Top Knot Detective first published by SciFiNow
Do you remember Shazaam, starring comedian Sinbad (aka David Adkins) as a wish-granting genie? It is a film so quintessentially Nineties, so evocative of that decade’s DTV zeitgeist – and so similar to 1996’s Kazaam, starring Shaquille O’Neal – that even those who haven’t seen it feel as though they have.
Well, Australian filmmakers Aaron McCann and Dominic Pearce have uncovered a similar piece of lost cultural detritus from the same era: the low-budget, cheesy and utterly bananas Japanese martial arts series Ronin Suiri Tentai (Deductive Reasoning Ronin), released on Australian television as Top Knot Detective. Even though Suttafu, the company that produced it as a way of promoting its own rip-off products (and that sounds suspiciously like a Japanglish version of ‘stfu‘), has since withdrawn all the masters, the series still circulates in Australia on bootleg VHSs recorded direct from TV, and has become a much coveted cult item on the comic con circuit.
McCann and Pearce have lovingly reassembled lots of the show’s lo-fi footage – including an opening sequence that literally jumps the (tiger) shark, and other scenes featuring monster penises, giant robots and apocalyptic time travel – and have gathered interviews with several of the show’s Japanese cast. They even manage to track down archive interviews with the show’s auteurist writer, director, editor and star, the larger-than-life Takashi Takamoto, who, as the ronin detective Sheimasu Tantai, travels the land seeking revenge against Kurosaki Itto, the murderer of Sheimasu’s Master, even as Takamoto himself would run up against Haruto Kioke, the actor who played Sheimasu’s archenemy, as both ‘actors’ vied for the attention and support of Haruto’s father – and Suttafu CEO – Moritaro Kioke.
In other words, it is a case of art imitating life, as McCann and Pearce nail the cheap tokusatsu mania that swept international TV in the Nineties, and the fan culture that keeps the spirit of such shows alive today. Narrated by Des Mangan, former host of SBS Television’s Cult Film programme, this movie plays to our nostalgia for a decade of often deranged sensibilities, and reconstructs the rise and fall of an elusive and unhinged figure who lives and ultimately dies for his art.
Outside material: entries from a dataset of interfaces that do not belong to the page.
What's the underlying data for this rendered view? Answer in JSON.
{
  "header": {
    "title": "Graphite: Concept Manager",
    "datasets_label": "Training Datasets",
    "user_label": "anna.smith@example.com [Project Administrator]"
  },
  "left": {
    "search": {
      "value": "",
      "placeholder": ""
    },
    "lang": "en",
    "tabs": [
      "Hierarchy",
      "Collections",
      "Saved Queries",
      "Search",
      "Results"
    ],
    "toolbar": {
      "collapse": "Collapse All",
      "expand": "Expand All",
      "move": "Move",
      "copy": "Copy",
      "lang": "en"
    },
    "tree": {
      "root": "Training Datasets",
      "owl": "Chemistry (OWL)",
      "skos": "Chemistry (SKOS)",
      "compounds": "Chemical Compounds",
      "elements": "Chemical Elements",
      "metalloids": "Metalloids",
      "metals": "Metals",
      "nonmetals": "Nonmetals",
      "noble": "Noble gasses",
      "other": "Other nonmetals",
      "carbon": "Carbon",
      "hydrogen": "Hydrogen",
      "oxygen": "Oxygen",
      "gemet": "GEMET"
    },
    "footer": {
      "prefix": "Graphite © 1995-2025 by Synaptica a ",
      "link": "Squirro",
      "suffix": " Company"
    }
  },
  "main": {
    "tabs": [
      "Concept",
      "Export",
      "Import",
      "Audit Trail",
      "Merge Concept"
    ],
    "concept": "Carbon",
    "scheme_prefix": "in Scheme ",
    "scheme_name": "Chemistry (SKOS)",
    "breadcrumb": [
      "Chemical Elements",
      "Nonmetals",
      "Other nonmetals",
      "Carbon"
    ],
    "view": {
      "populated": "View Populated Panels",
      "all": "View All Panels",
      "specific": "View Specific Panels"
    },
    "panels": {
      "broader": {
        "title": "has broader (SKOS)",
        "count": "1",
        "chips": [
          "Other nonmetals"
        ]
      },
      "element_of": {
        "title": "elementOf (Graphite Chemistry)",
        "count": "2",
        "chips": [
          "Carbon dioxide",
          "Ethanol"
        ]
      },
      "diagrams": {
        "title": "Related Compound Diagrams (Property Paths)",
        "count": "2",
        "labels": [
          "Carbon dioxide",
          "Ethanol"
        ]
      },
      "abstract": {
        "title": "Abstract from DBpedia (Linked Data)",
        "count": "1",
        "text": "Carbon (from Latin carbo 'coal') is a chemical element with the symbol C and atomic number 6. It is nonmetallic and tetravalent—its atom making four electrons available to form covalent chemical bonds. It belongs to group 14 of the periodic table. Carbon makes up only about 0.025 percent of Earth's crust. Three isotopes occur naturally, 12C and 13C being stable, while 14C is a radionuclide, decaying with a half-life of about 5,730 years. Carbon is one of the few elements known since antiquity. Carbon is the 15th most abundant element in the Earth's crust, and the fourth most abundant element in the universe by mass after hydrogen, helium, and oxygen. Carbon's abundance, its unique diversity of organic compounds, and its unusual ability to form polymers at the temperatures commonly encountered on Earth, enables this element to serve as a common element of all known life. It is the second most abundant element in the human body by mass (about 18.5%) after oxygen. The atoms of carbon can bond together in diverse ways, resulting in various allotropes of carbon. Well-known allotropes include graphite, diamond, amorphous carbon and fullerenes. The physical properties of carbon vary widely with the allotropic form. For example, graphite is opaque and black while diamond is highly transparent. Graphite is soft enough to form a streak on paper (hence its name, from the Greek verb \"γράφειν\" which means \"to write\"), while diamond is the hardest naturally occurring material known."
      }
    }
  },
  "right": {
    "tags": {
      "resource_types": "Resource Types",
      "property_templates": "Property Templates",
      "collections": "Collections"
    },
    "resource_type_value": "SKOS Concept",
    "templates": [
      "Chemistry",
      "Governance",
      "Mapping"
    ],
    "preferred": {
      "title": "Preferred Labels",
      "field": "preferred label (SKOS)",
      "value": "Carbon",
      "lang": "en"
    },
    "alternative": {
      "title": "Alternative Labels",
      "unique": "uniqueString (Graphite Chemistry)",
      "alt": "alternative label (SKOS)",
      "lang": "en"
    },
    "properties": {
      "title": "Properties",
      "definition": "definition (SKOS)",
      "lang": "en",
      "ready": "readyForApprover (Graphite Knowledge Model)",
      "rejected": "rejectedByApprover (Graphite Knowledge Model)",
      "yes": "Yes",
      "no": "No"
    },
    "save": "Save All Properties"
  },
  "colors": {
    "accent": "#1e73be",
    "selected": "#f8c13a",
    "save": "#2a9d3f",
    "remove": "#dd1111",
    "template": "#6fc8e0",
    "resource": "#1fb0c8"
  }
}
Brash, bold and utterly batshit, Top Knot Detective documents a bygone television sensation so crazy that you would be forgiven for not believing in the truth of any of it. Also, it’s better than Shazaam…
Strap: Quasi-documentary? Virtual documentary? Mockumentary? Decide between laughing.
© Anton Bitel